PROBLEM
Only the number is needed: how many lines of the records include "Kommentar"?

***** ENTRIES SUPPLIED *****

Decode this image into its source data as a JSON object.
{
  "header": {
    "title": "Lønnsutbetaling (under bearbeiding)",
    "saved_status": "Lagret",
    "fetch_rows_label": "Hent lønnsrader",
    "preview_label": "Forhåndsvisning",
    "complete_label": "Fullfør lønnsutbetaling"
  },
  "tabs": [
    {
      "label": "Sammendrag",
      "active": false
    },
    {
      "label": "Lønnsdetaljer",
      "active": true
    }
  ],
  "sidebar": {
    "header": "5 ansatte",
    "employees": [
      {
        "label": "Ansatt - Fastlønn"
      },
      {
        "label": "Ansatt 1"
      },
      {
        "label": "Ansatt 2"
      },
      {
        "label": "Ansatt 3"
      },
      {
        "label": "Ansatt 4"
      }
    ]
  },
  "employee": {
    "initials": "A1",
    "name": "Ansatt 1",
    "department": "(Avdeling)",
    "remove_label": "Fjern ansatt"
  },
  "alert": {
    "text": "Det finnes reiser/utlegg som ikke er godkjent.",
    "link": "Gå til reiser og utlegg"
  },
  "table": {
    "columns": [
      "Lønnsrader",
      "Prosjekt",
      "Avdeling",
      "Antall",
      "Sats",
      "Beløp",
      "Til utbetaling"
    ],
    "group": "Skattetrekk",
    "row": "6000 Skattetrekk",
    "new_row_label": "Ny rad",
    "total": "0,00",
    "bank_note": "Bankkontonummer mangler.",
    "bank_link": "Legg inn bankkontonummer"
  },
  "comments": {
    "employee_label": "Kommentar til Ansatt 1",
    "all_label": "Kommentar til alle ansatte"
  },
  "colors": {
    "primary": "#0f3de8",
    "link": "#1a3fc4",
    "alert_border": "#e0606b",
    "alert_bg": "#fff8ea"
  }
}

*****

RESPONSE TO THE EXERCISE
2